My practice led research is as a painter who explores urban alienation in contemporary transcultural contexts, based on my journeys in my immediate urban environments through depicting the cultural diversity of people including crowds, iconic buildings and sculptures alongside self-portraits or room interiors. I have an interest in cross cultural influences of POC communities in cities and my own identity as a British South Asian artist.
I use both monochromatic and vivid colours in my expressionistic figurative paintings. I create large images using oil on canvas, with montage as an important element with how the images are constructed.
Other Daughter 2021 is about the tension of a Sikh family because of the old and new generation against the backdrop of possible alienation of the Sikh Gurdwahara in a British landscape.
My research questions are: 1. How can alienation translate into my paintings based on exploring my urban journeys such as the structure of crowds which contain collective forms of alienation? 2. How is the contemporary transcultural in urban spaces explored aesthetically in contemporary painting including my own art practice?
The theories of alienation spearheaded by Karl Marx are relevant to my work e.g. showing individuals separate from others in commuter crowds. I paint spaces of temporary transit such as railway stations, with crowds forming specific structures, seemingly an angry swarm or an orderly parade.
In Other Home 2021, I present a woman of South Asian descent wearing a sari against a backdrop of curtains, and filtered in blues, bringing together elements from different cultures. Are the crowd, woman and child viewed as the ‘other’, or not, depending on the viewer? They could be perceived as separate from the crowd because of their positioning. The two identities I have of my South Asian and British heritage blend with each other, causing a heterotopia of non-physical spaces.
Lockdown 2020 shows a self-portrait with my face half submerged in shadow, in brown and white, alluding to my mixed South Asian heritage, with an interior scene in the background. My face has a neutral expression – it seems neither sad or happy. This painting reflects my personal alienation during lockdown.
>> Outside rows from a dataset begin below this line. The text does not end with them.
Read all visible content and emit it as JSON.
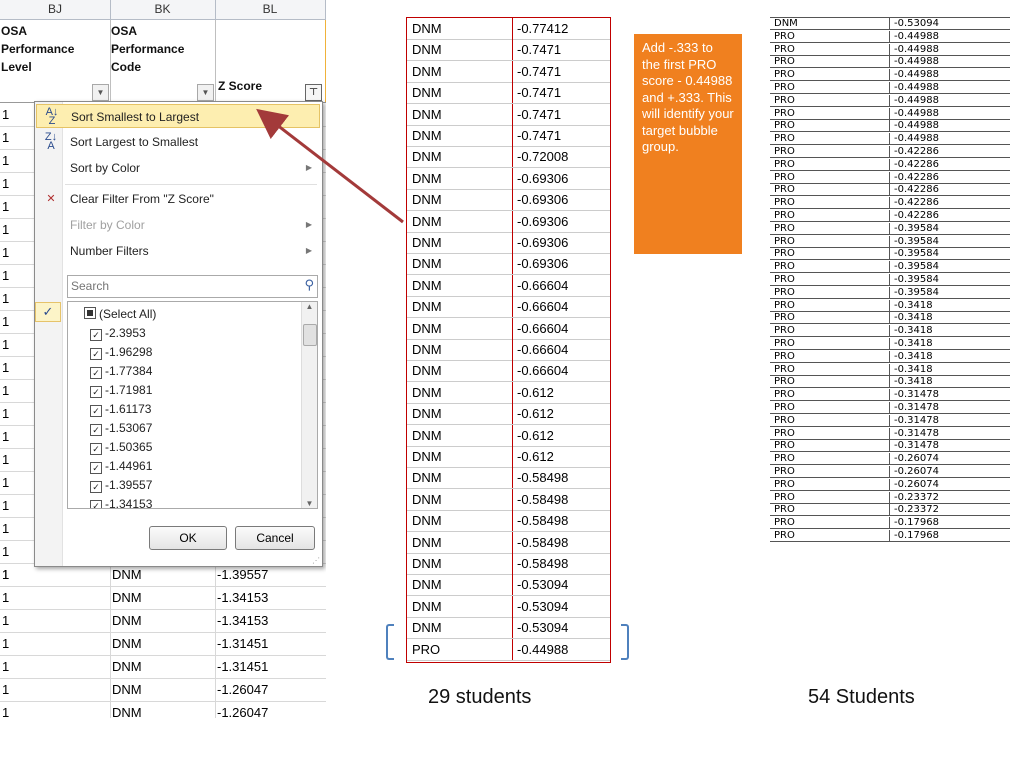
{
  "excel": {
    "columns": [
      "BJ",
      "BK",
      "BL"
    ],
    "headers": [
      {
        "lines": "OSA\nPerformance\nLevel"
      },
      {
        "lines": "OSA\nPerformance\nCode"
      },
      {
        "lines": "Z Score"
      }
    ],
    "rows_above": [
      "1",
      "1",
      "1",
      "1",
      "1",
      "1",
      "1",
      "1",
      "1",
      "1",
      "1",
      "1",
      "1",
      "1",
      "1",
      "1",
      "1",
      "1",
      "1",
      "1",
      "1"
    ],
    "rows": [
      {
        "a": "1",
        "b": "DNM",
        "c": "-1.39557"
      },
      {
        "a": "1",
        "b": "DNM",
        "c": "-1.34153"
      },
      {
        "a": "1",
        "b": "DNM",
        "c": "-1.34153"
      },
      {
        "a": "1",
        "b": "DNM",
        "c": "-1.31451"
      },
      {
        "a": "1",
        "b": "DNM",
        "c": "-1.31451"
      },
      {
        "a": "1",
        "b": "DNM",
        "c": "-1.26047"
      },
      {
        "a": "1",
        "b": "DNM",
        "c": "-1.26047"
      }
    ],
    "menu": {
      "sort_asc": "Sort Smallest to Largest",
      "sort_desc": "Sort Largest to Smallest",
      "sort_color": "Sort by Color",
      "clear_filter": "Clear Filter From \"Z Score\"",
      "filter_color": "Filter by Color",
      "number_filters": "Number Filters",
      "search_placeholder": "Search",
      "select_all": "(Select All)",
      "values": [
        "-2.3953",
        "-1.96298",
        "-1.77384",
        "-1.71981",
        "-1.61173",
        "-1.53067",
        "-1.50365",
        "-1.44961",
        "-1.39557",
        "-1.34153"
      ],
      "ok": "OK",
      "cancel": "Cancel"
    }
  },
  "middle_table": {
    "rows": [
      [
        "DNM",
        "-0.77412"
      ],
      [
        "DNM",
        "-0.7471"
      ],
      [
        "DNM",
        "-0.7471"
      ],
      [
        "DNM",
        "-0.7471"
      ],
      [
        "DNM",
        "-0.7471"
      ],
      [
        "DNM",
        "-0.7471"
      ],
      [
        "DNM",
        "-0.72008"
      ],
      [
        "DNM",
        "-0.69306"
      ],
      [
        "DNM",
        "-0.69306"
      ],
      [
        "DNM",
        "-0.69306"
      ],
      [
        "DNM",
        "-0.69306"
      ],
      [
        "DNM",
        "-0.69306"
      ],
      [
        "DNM",
        "-0.66604"
      ],
      [
        "DNM",
        "-0.66604"
      ],
      [
        "DNM",
        "-0.66604"
      ],
      [
        "DNM",
        "-0.66604"
      ],
      [
        "DNM",
        "-0.66604"
      ],
      [
        "DNM",
        "-0.612"
      ],
      [
        "DNM",
        "-0.612"
      ],
      [
        "DNM",
        "-0.612"
      ],
      [
        "DNM",
        "-0.612"
      ],
      [
        "DNM",
        "-0.58498"
      ],
      [
        "DNM",
        "-0.58498"
      ],
      [
        "DNM",
        "-0.58498"
      ],
      [
        "DNM",
        "-0.58498"
      ],
      [
        "DNM",
        "-0.58498"
      ],
      [
        "DNM",
        "-0.53094"
      ],
      [
        "DNM",
        "-0.53094"
      ],
      [
        "DNM",
        "-0.53094"
      ],
      [
        "PRO",
        "-0.44988"
      ]
    ],
    "caption": "29 students"
  },
  "callout": {
    "text": "Add -.333 to the first PRO score - 0.44988 and +.333. This will identify your target bubble group."
  },
  "right_table": {
    "rows": [
      [
        "DNM",
        "-0.53094"
      ],
      [
        "PRO",
        "-0.44988"
      ],
      [
        "PRO",
        "-0.44988"
      ],
      [
        "PRO",
        "-0.44988"
      ],
      [
        "PRO",
        "-0.44988"
      ],
      [
        "PRO",
        "-0.44988"
      ],
      [
        "PRO",
        "-0.44988"
      ],
      [
        "PRO",
        "-0.44988"
      ],
      [
        "PRO",
        "-0.44988"
      ],
      [
        "PRO",
        "-0.44988"
      ],
      [
        "PRO",
        "-0.42286"
      ],
      [
        "PRO",
        "-0.42286"
      ],
      [
        "PRO",
        "-0.42286"
      ],
      [
        "PRO",
        "-0.42286"
      ],
      [
        "PRO",
        "-0.42286"
      ],
      [
        "PRO",
        "-0.42286"
      ],
      [
        "PRO",
        "-0.39584"
      ],
      [
        "PRO",
        "-0.39584"
      ],
      [
        "PRO",
        "-0.39584"
      ],
      [
        "PRO",
        "-0.39584"
      ],
      [
        "PRO",
        "-0.39584"
      ],
      [
        "PRO",
        "-0.39584"
      ],
      [
        "PRO",
        "-0.3418"
      ],
      [
        "PRO",
        "-0.3418"
      ],
      [
        "PRO",
        "-0.3418"
      ],
      [
        "PRO",
        "-0.3418"
      ],
      [
        "PRO",
        "-0.3418"
      ],
      [
        "PRO",
        "-0.3418"
      ],
      [
        "PRO",
        "-0.3418"
      ],
      [
        "PRO",
        "-0.31478"
      ],
      [
        "PRO",
        "-0.31478"
      ],
      [
        "PRO",
        "-0.31478"
      ],
      [
        "PRO",
        "-0.31478"
      ],
      [
        "PRO",
        "-0.31478"
      ],
      [
        "PRO",
        "-0.26074"
      ],
      [
        "PRO",
        "-0.26074"
      ],
      [
        "PRO",
        "-0.26074"
      ],
      [
        "PRO",
        "-0.23372"
      ],
      [
        "PRO",
        "-0.23372"
      ],
      [
        "PRO",
        "-0.17968"
      ],
      [
        "PRO",
        "-0.17968"
      ]
    ],
    "caption": "54 Students"
  },
  "colors": {
    "callout": "#f0801f",
    "table_border": "#c00000",
    "bracket": "#4f81bd",
    "arrow": "#a33a3a"
  }
}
The result of lockdown has had a positive effect for creating more potential for my research.
I have secured funding from the Slade Teaching Committee to develop a project: Interworlds: Transcultural Hybridity in Art. The project will explore the transcultural in art, through inviting external speakers, Slade students and staff and others to contribute to activities including on-line talk series/ panel discussions, (FTF) exhibition, with a long-term aim of a symposium, data/archive, and publication.
It develops from dialogues on decolonization in the arts at the Slade, University of the Arts London, British Art Network, Asia Triennial Manchester, including my recent contribution to a symposium organised by the Race and Racialisation Phd Group at the Sarah Parker Remond Centre, UCL, on the study of racism and racialisation. The project will involve 3 talks and engagement with students, centred on leading contributions by Alnoor Mitha, Research Fellow in South Asian Cultures at MMU and Director of Asia Triennial Manchester. The project will increase knowledge of the transcultural across the Slade, contribute to decolonizing the curriculum, enhance social cohesion within UCL, and continuing collaboration with the Sarah Parker Remond Centre forge new links and further links with external organisations and individuals including Asia Triennial Manchester and British Art Network.
In the last academic year I exhibited my paintings at Iso-lated Contact at the Art Contact Istanbul Contemporary Art Fair 2021, ‘Home and Unhome’ at the Sichuan Fine Arts Institute, Chongqing, China, 2020 ‘Liv-ing in Contrast’ at the Art Ankara Contemporary Art Fair, Turkey 2020.
I received an award for Arts Council England Developing Your Creative Practice, 2021. As part of this award I delivered a talk on my work followed by an in conversation with Professor Sarah Perks based at MIMA, Middlesborough and emerging curator Amani Mitha studying at the Royal College of Art, London, August 2021. I also delivered a talk on my art practice for the Black British Art Network, July 2021.